That shook him.
As a father of two sons, he said, he quickly imagined the speech that prosecutors would give to convince a jury of the ``hardness of heart'' needed to prove first-degree: ``He killed his baby's mother. Little Haley's mother he killed. Parents give their children everything. . . . if there's only a little chill you make sure they have a sweater on, but, members of the jury, taking away your baby's mother . . . ''
Then, DeSimone said, he pictured the jurors, shipped in from western Pennsylvania - ``wonderful, nice people, very much law-and-order. They're going to see all this money being thrown around, and this baby in the crib, and this dead girl working'' to support her family.
And then, he said, as a defense lawyer, ``you've got to stand up in front of them and argue reasonable doubt.''
* Prosecutor Risa Ferman, too, found herself focused on Haley's mother.
``I really have thought a lot about Stefanie,'' she said Friday. ``I feel I know her.'' She rejected the notion that Rabinowitz knew of, and tolerated, her husband's secret life: ``She was smart, she was a wonderful mother, she didn't lack for self-esteem. Part of his con was just being this wonderful, devoted, caring person. . . . I think she died thinking she had a perfect marriage.''

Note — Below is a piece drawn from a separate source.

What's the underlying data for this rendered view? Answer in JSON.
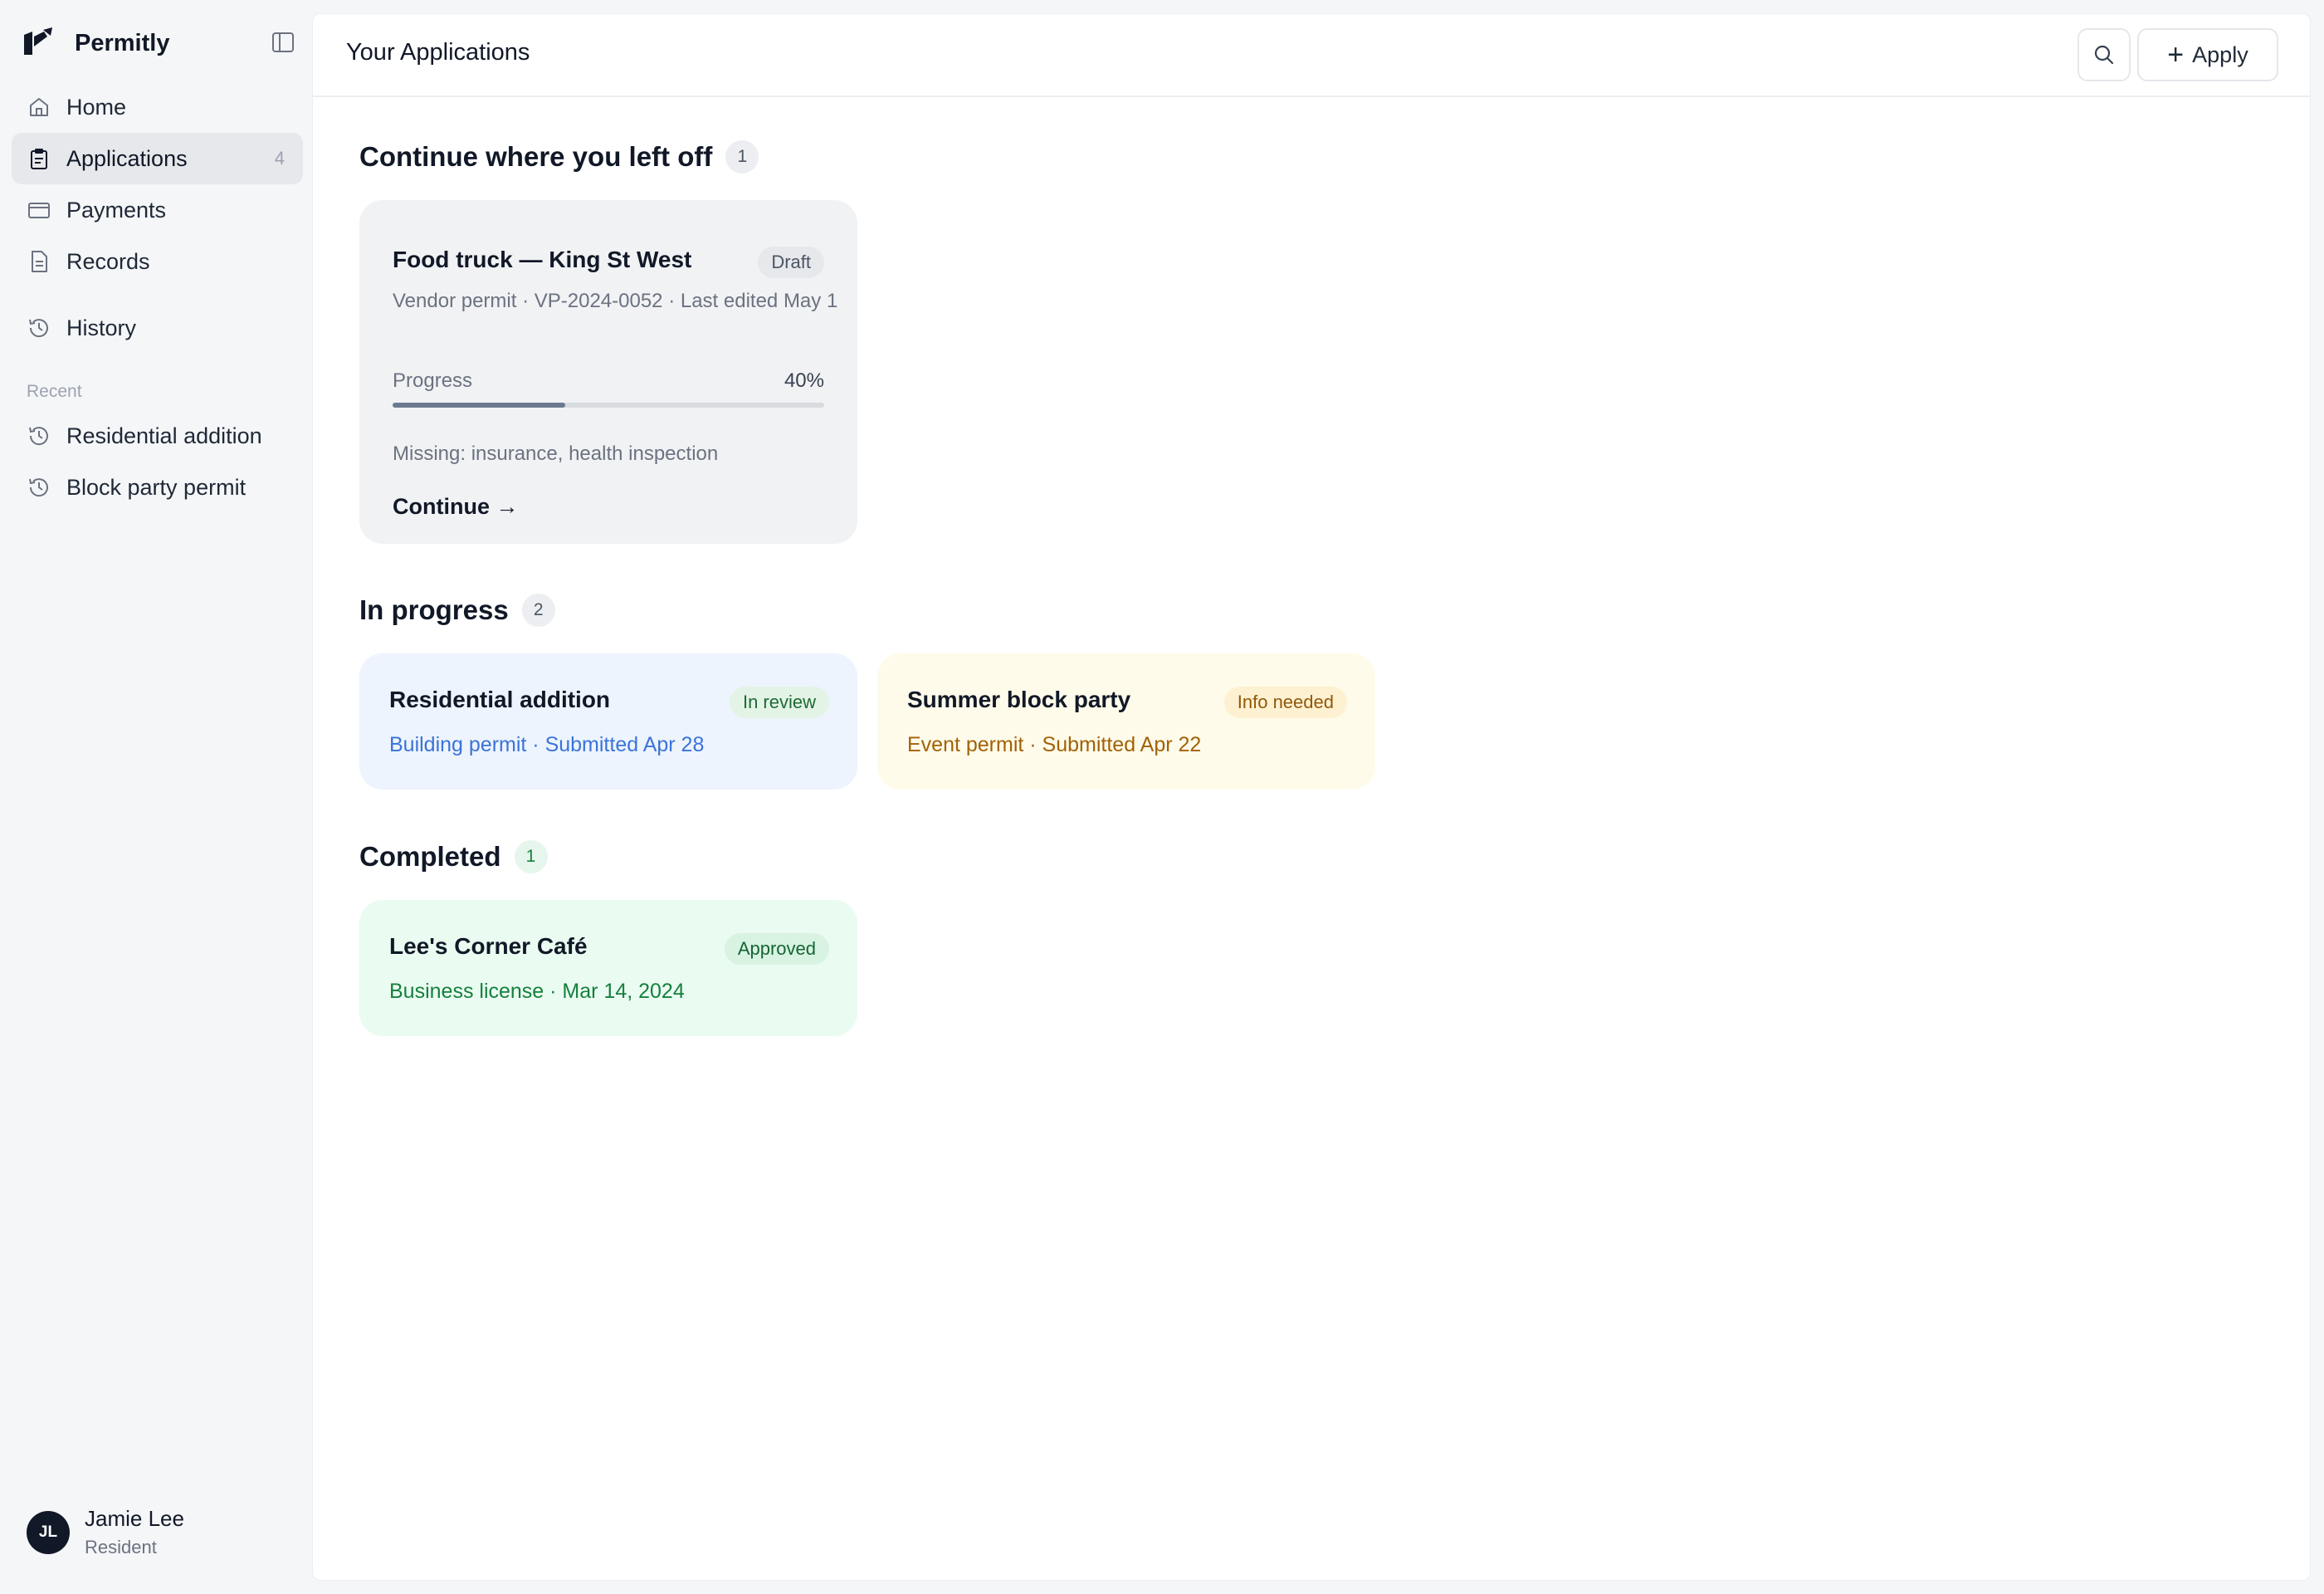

Ferman, a mother of two, also said she admired Stefanie's mother, Anne Newman, for her plans to let Haley stay in touch with Craig's relatives. Though the opposite would be a natural reaction, Ferman said, ``She's determined to do things right.''
Though Ferman, like DeSimone, has seen terrible things - she heads the county sex-crimes unit - she said this one stood out as ``a morbid, disgusting, despicable chain of events.'' Also unique, she said, was such a late confession. Usually, she said, suspects confess right away or never. If it was sincere, she said, why didn't it happen months ago?
``I just look at my own family and my own children,'' she said. ``It makes me very thankful for what's there, and just confused about what other people do.''
The lead prosecutor, Castor, 36, had a different reaction. For one thing, he felt as if he was on trial. And Castor pointed to the man he had helped convict of strangling a 2-year-old and her mother. ``The level of evil is not new,'' he said. ``Think of Caleb Fairley strangling the little baby.''
What he felt most deeply, he said, was the satisfaction of putting together all the tiny pieces of circumstantial evidence into a case he considered airtight - and the pressure he felt to win a first-degree conviction.
Otherwise, ``The whole world would think, Bruce Castor screwed it up, and that can be uncomfortable, especially for someone who hopes to some day be D.A.''
On the courthouse steps Thursday, Castor's voice rang out from the terrace, where he had propped up his court exhibits to argue his Case-That-Would-Have-Been to TV cameras, passersby, county employees on lunch breaks.
Nearby, coroner Fillinger chatted with longtime friend DeSimone. Fillinger, wearing a tie that bore a reproduction of Edvard Munch's painting The Scream, said he had worried that the case's supercharged atmosphere would lead to ``a professional p-ing contest'' between DeSimone and ``the kid.'' He meant Castor, who in the 1980s lost a big murder case to DeSimone and Miller.
DeSimone brushed that aside. A minute later, Castor walked up. They shook hands. ``Good job,'' DeSimone said.
Then DeSimone and Fillinger began trading war stories, in this instance, about past murder cases in Philadelphia, where DeSimone had been a prosecutor.
``I used to hate seeing bad guys get off,'' Fillinger said.
``So did I,'' DeSimone said. ``So did I.''